PROVIDED INFORMATION |
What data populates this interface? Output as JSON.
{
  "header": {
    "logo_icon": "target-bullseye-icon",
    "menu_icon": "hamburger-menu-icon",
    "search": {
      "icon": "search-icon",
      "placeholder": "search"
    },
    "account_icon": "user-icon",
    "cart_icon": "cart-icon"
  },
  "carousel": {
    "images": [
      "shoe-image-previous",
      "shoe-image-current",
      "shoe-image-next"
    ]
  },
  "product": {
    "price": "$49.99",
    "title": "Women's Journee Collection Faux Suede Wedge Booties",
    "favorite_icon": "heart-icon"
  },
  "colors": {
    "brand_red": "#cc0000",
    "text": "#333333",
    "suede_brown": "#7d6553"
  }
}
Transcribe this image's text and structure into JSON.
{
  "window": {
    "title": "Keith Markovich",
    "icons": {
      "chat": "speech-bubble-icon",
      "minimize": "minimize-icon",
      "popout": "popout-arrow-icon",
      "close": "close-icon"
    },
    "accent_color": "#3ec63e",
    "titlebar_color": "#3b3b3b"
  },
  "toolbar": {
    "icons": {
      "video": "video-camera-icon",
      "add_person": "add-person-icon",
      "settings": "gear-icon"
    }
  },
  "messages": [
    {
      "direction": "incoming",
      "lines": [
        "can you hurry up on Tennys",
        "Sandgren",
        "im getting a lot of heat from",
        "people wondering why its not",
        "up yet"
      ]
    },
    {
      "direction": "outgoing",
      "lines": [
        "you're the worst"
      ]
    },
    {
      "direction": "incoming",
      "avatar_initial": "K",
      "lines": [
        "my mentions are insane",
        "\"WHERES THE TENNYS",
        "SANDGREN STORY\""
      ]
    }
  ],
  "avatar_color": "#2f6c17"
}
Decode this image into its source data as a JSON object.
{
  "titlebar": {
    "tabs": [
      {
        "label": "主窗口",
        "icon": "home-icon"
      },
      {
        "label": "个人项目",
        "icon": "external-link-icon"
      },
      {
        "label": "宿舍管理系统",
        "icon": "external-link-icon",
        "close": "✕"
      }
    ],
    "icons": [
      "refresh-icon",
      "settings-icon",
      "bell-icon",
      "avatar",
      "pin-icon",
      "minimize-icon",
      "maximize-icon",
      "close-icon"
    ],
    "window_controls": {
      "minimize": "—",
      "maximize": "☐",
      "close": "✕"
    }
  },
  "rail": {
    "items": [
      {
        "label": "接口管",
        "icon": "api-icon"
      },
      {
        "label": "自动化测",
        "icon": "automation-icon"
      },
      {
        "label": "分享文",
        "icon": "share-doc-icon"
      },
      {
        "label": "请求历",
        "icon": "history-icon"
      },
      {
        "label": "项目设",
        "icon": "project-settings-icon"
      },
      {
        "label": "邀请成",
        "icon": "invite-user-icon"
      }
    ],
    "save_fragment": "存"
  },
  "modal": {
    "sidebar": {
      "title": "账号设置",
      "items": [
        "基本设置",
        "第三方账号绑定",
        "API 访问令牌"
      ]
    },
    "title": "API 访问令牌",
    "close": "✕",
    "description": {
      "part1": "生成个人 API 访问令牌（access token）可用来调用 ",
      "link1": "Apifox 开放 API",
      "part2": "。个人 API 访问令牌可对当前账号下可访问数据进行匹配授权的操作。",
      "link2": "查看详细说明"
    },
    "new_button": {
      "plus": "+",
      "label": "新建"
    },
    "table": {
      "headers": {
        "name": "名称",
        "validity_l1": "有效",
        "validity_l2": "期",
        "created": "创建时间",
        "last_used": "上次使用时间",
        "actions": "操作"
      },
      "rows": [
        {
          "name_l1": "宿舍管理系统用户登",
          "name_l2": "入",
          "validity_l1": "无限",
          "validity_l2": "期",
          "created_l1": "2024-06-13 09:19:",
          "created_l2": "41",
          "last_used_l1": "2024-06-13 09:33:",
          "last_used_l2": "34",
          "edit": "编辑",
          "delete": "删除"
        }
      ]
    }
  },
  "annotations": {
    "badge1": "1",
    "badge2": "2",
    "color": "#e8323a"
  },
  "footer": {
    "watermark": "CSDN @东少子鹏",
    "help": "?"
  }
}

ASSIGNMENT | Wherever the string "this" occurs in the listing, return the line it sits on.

TASK OUTPUT |
What data populates this interface? Output as JSON.
Transcribe this image's text and structure into JSON.
Decode this image into its source data as a JSON object.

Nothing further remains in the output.